**MATERIAL TO PROCESS:**

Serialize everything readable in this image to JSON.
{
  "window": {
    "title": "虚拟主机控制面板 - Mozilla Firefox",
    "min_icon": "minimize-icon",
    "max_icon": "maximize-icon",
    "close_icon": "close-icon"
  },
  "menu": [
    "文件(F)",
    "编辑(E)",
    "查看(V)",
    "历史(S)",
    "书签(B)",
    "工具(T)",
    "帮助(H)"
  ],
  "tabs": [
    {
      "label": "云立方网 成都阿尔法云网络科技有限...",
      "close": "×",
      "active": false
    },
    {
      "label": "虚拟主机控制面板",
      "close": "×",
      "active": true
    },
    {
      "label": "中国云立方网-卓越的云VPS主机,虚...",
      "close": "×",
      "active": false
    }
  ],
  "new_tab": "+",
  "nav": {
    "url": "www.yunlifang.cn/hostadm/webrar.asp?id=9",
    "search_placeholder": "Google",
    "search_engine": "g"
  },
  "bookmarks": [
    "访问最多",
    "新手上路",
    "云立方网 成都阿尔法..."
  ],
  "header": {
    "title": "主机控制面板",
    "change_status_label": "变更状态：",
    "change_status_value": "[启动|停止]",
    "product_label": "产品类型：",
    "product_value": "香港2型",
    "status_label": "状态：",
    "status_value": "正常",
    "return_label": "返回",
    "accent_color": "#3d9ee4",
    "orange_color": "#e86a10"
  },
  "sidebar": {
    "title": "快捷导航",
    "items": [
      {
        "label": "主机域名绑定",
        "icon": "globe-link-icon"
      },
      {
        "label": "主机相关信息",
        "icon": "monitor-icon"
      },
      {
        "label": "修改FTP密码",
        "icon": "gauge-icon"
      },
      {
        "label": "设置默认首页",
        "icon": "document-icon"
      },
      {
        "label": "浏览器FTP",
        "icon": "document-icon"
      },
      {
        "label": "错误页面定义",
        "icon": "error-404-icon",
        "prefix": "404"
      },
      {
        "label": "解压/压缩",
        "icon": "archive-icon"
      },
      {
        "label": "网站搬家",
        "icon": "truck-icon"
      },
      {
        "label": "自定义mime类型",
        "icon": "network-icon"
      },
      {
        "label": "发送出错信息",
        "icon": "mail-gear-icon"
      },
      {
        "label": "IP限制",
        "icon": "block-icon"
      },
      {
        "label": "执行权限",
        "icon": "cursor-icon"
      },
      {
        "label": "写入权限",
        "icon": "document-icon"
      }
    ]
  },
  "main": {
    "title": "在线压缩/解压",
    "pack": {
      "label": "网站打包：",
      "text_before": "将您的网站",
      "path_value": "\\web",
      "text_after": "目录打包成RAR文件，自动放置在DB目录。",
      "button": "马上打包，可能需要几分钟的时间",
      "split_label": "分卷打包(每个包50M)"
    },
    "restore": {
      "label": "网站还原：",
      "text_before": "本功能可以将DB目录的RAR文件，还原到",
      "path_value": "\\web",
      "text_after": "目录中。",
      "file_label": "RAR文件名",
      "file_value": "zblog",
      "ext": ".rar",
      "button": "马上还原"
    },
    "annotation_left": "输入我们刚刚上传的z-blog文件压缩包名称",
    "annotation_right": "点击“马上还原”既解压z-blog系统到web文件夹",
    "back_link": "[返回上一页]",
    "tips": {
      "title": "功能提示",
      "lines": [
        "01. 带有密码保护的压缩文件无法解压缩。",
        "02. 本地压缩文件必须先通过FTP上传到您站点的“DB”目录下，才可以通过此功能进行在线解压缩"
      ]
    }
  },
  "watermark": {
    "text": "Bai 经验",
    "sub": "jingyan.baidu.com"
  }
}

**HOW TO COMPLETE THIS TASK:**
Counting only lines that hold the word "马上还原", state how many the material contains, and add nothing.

**ANSWER FOR THE TASK:**
2